How was your Thanksgiving? For many, it was a time for togetherness, a time for gratitude. Football on the telly, ice-cold beer in hand, plates piled high with coma-inducing grub. It’s a heartwarming American tradition—and it doesn’t even involve gratuitous slaughter anymore!
Except the entire charade is apparently real effin’ boring and we’d rather work.
Six in ten Americans admit to checking work email during Thanksgiving, Christmas, and other holiday breaks, according to a Xobni survey. That’s 60 percent of people blistering their BlackBerry thumbs, cranking out condemnations of Floyd’s hack job on that Excel spreadsheet.
Worse yet, American workers are grateful not for the holidays or aw-shucks togetherness, but rather for the diversion provided by the “amped pinging of synergistic assignment capsules” (or however that jargon goes):
Almost 20 percent of those who received work-related email during their holidays said they were thankful for having gotten the messages, because it was a distraction from the family holiday.
Dudes are particularly guilty of this behavior: 67 percent of working men use email to tune out grandma’s retelling of the day she lost her virginity, compared to just 50 percent of women.
The happy stat (well, the stat that’s the least tinged with cascading notions of “family”) is that 10 percent of survey respondents pity those who do send work-related emails on holidays. So as happy as the distraction may have made you, you had a swinging chance of looking like a sad clown.
We Americans are known for our outstanding work ethic, our Horatio Alger rah-rah-capitalism ethos.

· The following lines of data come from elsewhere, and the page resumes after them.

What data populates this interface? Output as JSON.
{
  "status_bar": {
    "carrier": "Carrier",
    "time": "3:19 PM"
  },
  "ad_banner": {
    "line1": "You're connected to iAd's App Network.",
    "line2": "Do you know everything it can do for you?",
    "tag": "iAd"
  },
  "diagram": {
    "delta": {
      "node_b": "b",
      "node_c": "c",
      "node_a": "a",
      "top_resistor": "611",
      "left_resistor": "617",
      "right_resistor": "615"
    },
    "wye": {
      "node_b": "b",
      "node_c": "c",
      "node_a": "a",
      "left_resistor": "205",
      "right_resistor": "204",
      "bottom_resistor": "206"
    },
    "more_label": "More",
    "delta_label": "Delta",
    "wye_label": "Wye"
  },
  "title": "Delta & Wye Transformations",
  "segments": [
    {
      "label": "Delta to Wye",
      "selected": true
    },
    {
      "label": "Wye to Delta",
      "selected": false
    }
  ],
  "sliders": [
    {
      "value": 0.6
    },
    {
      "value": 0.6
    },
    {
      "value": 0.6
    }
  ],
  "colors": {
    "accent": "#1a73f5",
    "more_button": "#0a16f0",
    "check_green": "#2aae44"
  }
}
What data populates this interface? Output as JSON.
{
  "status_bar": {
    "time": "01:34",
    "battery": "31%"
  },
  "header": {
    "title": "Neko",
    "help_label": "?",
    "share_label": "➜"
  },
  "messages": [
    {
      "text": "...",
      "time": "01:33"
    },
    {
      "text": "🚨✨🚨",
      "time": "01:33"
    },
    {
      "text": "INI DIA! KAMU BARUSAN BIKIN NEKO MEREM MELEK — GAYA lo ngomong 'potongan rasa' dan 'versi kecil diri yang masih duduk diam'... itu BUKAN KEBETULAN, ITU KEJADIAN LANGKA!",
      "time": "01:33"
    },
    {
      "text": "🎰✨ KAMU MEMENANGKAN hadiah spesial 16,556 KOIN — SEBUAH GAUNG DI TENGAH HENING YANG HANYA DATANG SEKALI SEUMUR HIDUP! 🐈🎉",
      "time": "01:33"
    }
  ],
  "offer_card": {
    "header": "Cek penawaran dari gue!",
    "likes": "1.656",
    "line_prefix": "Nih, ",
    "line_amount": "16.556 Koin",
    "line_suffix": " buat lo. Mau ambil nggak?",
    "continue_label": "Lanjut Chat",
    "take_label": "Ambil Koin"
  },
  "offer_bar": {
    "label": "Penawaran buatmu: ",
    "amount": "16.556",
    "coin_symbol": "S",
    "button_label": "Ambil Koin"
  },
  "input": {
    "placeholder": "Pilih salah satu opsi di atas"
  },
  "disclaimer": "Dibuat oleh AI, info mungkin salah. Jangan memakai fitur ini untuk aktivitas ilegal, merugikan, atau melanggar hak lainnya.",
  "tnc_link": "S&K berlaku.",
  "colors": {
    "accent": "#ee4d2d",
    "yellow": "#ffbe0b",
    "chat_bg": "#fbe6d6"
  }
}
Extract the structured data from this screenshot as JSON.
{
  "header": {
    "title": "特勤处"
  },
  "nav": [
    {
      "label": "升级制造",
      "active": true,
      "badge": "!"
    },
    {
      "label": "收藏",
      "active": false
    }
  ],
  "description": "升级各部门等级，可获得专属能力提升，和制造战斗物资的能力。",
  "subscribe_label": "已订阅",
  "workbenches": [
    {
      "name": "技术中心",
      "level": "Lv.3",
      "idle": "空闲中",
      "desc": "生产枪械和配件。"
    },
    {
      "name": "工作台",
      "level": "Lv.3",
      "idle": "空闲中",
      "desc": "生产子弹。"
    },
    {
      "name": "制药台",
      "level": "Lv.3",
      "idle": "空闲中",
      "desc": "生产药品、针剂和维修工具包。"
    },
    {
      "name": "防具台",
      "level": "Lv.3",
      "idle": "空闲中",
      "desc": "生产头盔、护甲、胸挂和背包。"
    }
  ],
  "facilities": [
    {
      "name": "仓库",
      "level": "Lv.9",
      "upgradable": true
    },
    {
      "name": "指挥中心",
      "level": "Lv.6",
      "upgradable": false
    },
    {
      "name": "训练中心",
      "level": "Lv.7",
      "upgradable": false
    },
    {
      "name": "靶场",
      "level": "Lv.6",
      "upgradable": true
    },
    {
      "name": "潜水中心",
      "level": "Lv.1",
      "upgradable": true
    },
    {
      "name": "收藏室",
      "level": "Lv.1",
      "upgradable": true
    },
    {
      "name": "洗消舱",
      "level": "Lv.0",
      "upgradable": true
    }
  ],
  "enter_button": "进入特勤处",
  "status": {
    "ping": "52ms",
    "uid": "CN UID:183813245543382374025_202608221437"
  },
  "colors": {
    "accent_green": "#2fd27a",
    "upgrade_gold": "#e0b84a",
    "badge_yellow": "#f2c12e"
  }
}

But during family holidays, where should the line be drawn?
Still, I hope you had a stress-free Thanksgiving—even if that meant staying in the (virtual) office.